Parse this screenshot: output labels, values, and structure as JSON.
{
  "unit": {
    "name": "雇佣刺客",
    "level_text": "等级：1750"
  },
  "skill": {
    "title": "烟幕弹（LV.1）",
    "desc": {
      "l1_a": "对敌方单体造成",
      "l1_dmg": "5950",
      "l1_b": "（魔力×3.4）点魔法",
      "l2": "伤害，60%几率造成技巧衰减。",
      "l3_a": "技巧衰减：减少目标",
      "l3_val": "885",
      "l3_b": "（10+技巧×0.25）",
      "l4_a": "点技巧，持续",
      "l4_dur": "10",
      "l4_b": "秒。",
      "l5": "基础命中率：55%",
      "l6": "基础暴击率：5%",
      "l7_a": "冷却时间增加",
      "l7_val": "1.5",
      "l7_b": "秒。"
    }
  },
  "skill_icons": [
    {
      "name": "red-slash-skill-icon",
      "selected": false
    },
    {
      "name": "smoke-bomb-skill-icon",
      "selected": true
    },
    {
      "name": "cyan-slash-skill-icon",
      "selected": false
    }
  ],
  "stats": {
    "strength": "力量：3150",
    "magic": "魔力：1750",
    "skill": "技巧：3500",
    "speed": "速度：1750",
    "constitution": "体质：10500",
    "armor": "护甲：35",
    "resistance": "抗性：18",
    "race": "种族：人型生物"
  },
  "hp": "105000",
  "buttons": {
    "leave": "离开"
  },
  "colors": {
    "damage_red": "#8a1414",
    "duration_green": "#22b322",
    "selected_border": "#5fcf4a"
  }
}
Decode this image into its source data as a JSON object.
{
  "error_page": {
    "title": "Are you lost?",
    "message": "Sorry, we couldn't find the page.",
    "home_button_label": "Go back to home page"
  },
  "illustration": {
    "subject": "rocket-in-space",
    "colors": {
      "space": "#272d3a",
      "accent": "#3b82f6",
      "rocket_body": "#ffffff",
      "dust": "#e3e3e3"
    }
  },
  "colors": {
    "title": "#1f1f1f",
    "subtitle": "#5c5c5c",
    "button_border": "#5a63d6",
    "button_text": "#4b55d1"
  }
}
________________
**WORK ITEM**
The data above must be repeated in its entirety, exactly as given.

**RESULT FOR THIS TASK**
Parse this screenshot: output labels, values, and structure as JSON.
{
  "unit": {
    "name": "雇佣刺客",
    "level_text": "等级：1750"
  },
  "skill": {
    "title": "烟幕弹（LV.1）",
    "desc": {
      "l1_a": "对敌方单体造成",
      "l1_dmg": "5950",
      "l1_b": "（魔力×3.4）点魔法",
      "l2": "伤害，60%几率造成技巧衰减。",
      "l3_a": "技巧衰减：减少目标",
      "l3_val": "885",
      "l3_b": "（10+技巧×0.25）",
      "l4_a": "点技巧，持续",
      "l4_dur": "10",
      "l4_b": "秒。",
      "l5": "基础命中率：55%",
      "l6": "基础暴击率：5%",
      "l7_a": "冷却时间增加",
      "l7_val": "1.5",
      "l7_b": "秒。"
    }
  },
  "skill_icons": [
    {
      "name": "red-slash-skill-icon",
      "selected": false
    },
    {
      "name": "smoke-bomb-skill-icon",
      "selected": true
    },
    {
      "name": "cyan-slash-skill-icon",
      "selected": false
    }
  ],
  "stats": {
    "strength": "力量：3150",
    "magic": "魔力：1750",
    "skill": "技巧：3500",
    "speed": "速度：1750",
    "constitution": "体质：10500",
    "armor": "护甲：35",
    "resistance": "抗性：18",
    "race": "种族：人型生物"
  },
  "hp": "105000",
  "buttons": {
    "leave": "离开"
  },
  "colors": {
    "damage_red": "#8a1414",
    "duration_green": "#22b322",
    "selected_border": "#5fcf4a"
  }
}
Decode this image into its source data as a JSON object.
{
  "error_page": {
    "title": "Are you lost?",
    "message": "Sorry, we couldn't find the page.",
    "home_button_label": "Go back to home page"
  },
  "illustration": {
    "subject": "rocket-in-space",
    "colors": {
      "space": "#272d3a",
      "accent": "#3b82f6",
      "rocket_body": "#ffffff",
      "dust": "#e3e3e3"
    }
  },
  "colors": {
    "title": "#1f1f1f",
    "subtitle": "#5c5c5c",
    "button_border": "#5a63d6",
    "button_text": "#4b55d1"
  }
}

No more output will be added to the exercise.